The Department of Surgery at the American University of Beirut Medical Center (AUBMC) performed the first Endoscopic Endonasal resection of large olfactory groove meningioma in Lebanon. The first- of-its-kind procedure permits the surgeon to remove tumors in the brain with less traction on it and better tumor control, providing a more advanced technique that allows patients a better quality of life.
The surgery was performed by Dr. Houssein Darwish, Brain and Spine Surgeon, Division of Neurosurgery, Department of Surgery at AUBMC assisted by Ear, Nose, and Throat (ENT) surgeon, Dr. Zeina Korban. These kinds of tumors, skull base tumors, were previously performed through a major craniotomy (open brain surgery). By applying this novel approach for the first time in Lebanon, the team resected the large olfactory groove meningioma without resorting to opening the patient’s skull and brain; instead, they used an endoscope and accessed the tumor only through the nose.
“The endoscopic endonasal trans-cribriform approach offers the most direct and immediate exposure to the tumor without brain retraction and manipulation of neurovascular structures. This is an additional technique for skull base surgery that helps in removing tumors with less traction on the brain and better tumor control,” said Dr. Houssein Darwish. “AUBMC is providing the endoscopic skill base service with high standards for the benefit of our patients, thus remaining abreast with the World’s best centers,” added Dr. Darwish.
“The surgery is a major advancement in skull base tumor resection at AUBMC, as now we can access difficult-to-reach areas and treat them without performing a major open brain surgery,” said Dr. Zeina Korban. “This technique provides us with the ability to tackle brain and neural tissue tumors without touching the brain till the end of the resection. Skull base and endoscopy services make long and hard cases easier on patients,” she added.

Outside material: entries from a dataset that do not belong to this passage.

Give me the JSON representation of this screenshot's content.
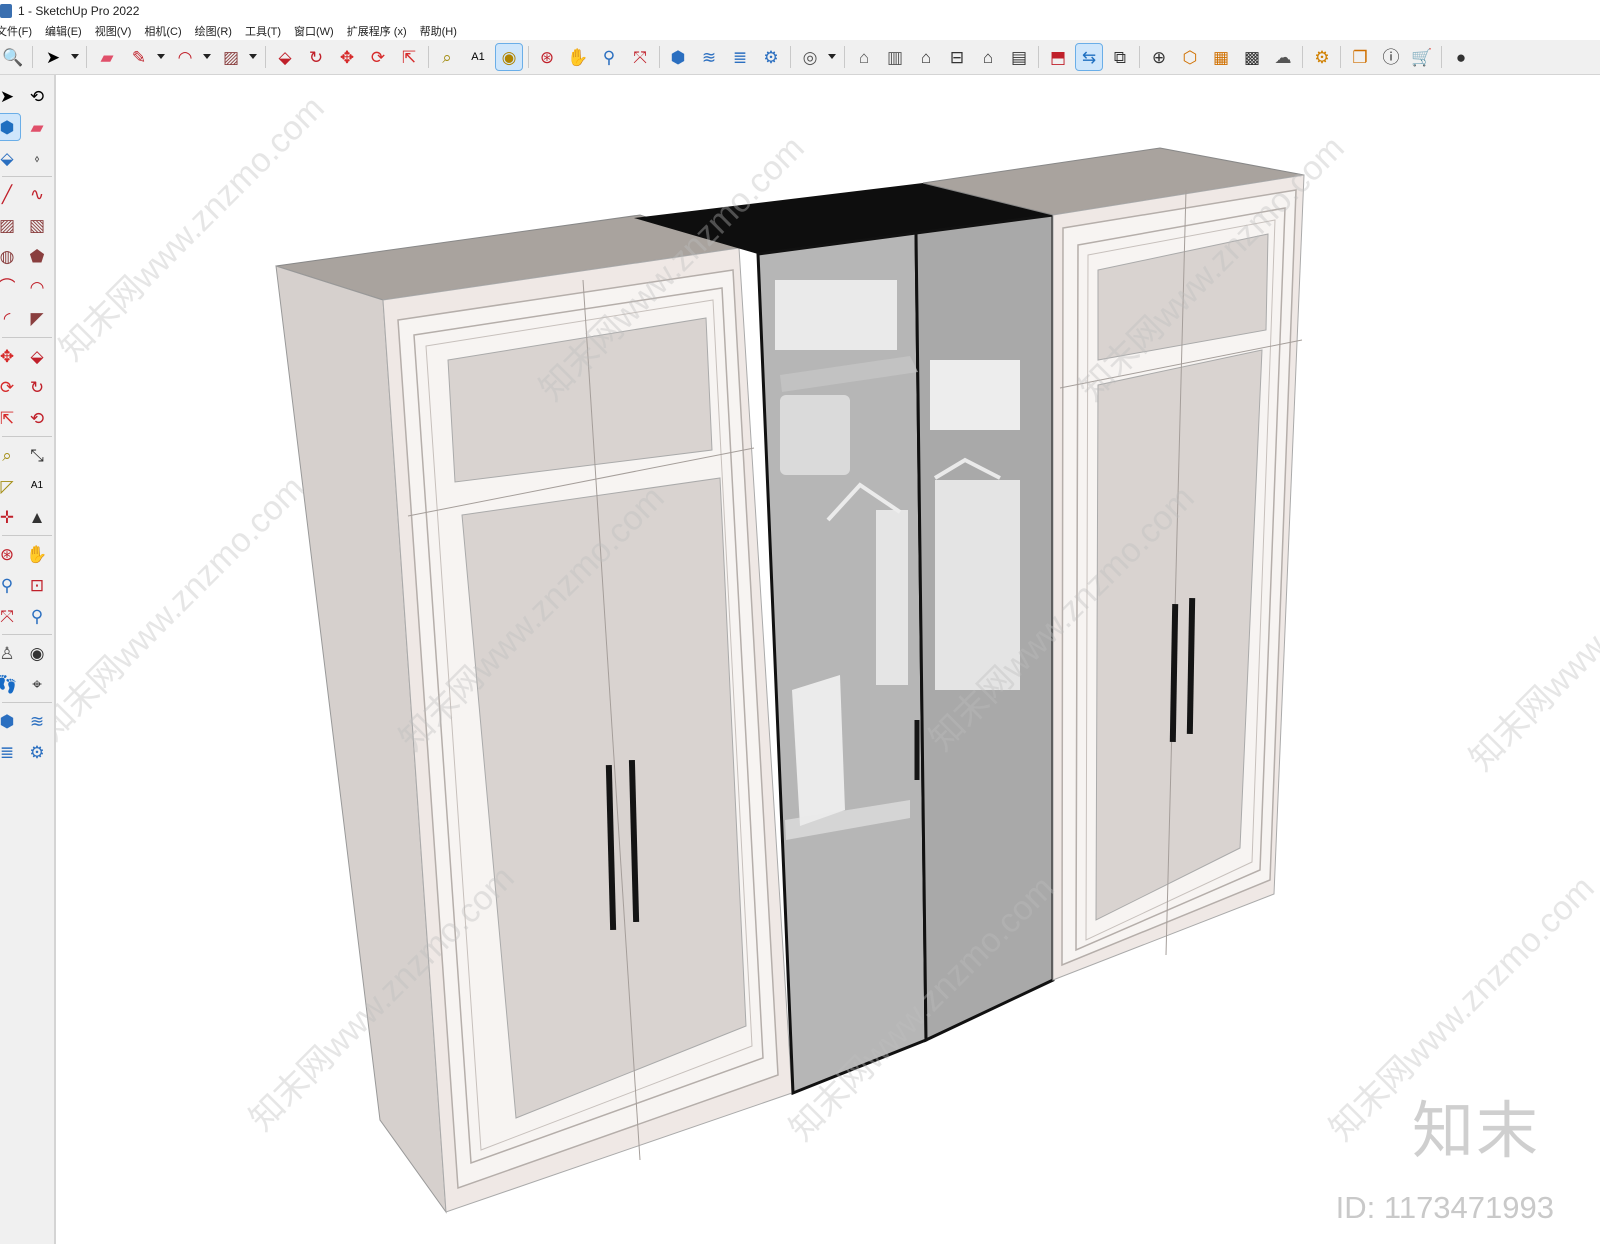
{
  "window": {
    "title": "1 - SketchUp Pro 2022"
  },
  "menu": [
    "文件(F)",
    "编辑(E)",
    "视图(V)",
    "相机(C)",
    "绘图(R)",
    "工具(T)",
    "窗口(W)",
    "扩展程序 (x)",
    "帮助(H)"
  ],
  "toolbar_icons": [
    "search-icon",
    "select-icon",
    "eraser-icon",
    "pencil-icon",
    "arc-icon",
    "rectangle-icon",
    "push-pull-icon",
    "follow-me-icon",
    "move-icon",
    "rotate-icon",
    "scale-icon",
    "tape-measure-icon",
    "text-icon",
    "paint-bucket-icon",
    "orbit-icon",
    "pan-icon",
    "zoom-icon",
    "zoom-extents-icon",
    "component-icon",
    "layers-icon",
    "layers2-icon",
    "layer-settings-icon",
    "user-icon",
    "iso-view-icon",
    "front-view-icon",
    "home-icon",
    "top-view-icon",
    "house-icon",
    "side-view-icon",
    "section-plane-icon",
    "display-section-icon",
    "section-fill-icon",
    "add-icon",
    "shield-icon",
    "style-icon",
    "checker-icon",
    "cloud-icon",
    "settings-icon",
    "messages-icon",
    "info-icon",
    "cart-icon",
    "account-icon"
  ],
  "sidebar_icons": [
    "select-icon",
    "orbit-icon",
    "component-icon",
    "eraser-icon",
    "paint-bucket-icon",
    "tag-icon",
    "line-icon",
    "freehand-icon",
    "rectangle-icon",
    "rotated-rect-icon",
    "circle-icon",
    "polygon-icon",
    "arc-icon",
    "pie-icon",
    "two-point-arc-icon",
    "three-point-arc-icon",
    "move-icon",
    "push-pull-icon",
    "rotate-icon",
    "follow-me-icon",
    "scale-icon",
    "offset-icon",
    "tape-measure-icon",
    "dimension-icon",
    "protractor-icon",
    "text-icon",
    "axes-icon",
    "3d-text-icon",
    "orbit2-icon",
    "pan-icon",
    "zoom-icon",
    "zoom-window-icon",
    "zoom-extents-icon",
    "previous-view-icon",
    "position-camera-icon",
    "look-around-icon",
    "walk-icon",
    "section-plane-icon",
    "layer-icon",
    "layer2-icon",
    "layer3-icon",
    "layer4-icon"
  ],
  "watermark": {
    "logo": "知末",
    "id": "ID: 1173471993",
    "tiles": [
      "知末网www.znzmo.com",
      "知末网www.znzmo.com",
      "知末网www.znzmo.com",
      "知末网www.znzmo.com",
      "知末网www.znzmo.com",
      "知末网www.znzmo.com",
      "知末网www.znzmo.com",
      "知末网www.znzmo.com",
      "知末网www.znzmo.com",
      "知末网www.znzmo.com"
    ]
  },
  "colors": {
    "panel_outer": "#efe8e5",
    "panel_inner": "#d9d3d0",
    "frame_white": "#f7f4f2",
    "side_face": "#d6d0cd",
    "top_face": "#a9a39e",
    "glass": "#b6b6b6",
    "black_top": "#0e0e0e",
    "handle": "#141414",
    "accent": "#2b73c9"
  }
}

Endoscopic endo-nasal skull base surgery is a minimally invasive approach that uses the nose and sinuses as natural corridors to access tumors and lesions in critical areas at the base of the skull or top of the spine. It allows surgeons to treat many hard-to-reach tumors, even those that were once considered “inoperable”. This gives the surgeon access to parts of the patient’s brain that would be hard to reach using traditional surgical approaches and often require large incisions and removal of parts of the skull. The endoscope has been previously used to resect pituitary tumors, whereas through this approach, the boundaries of tumor resection are extended without opening the brain and the skull, and in the resection of superior orbital fissure and optic canal tumor, which ultimately leads to faster recovery and less morbidity.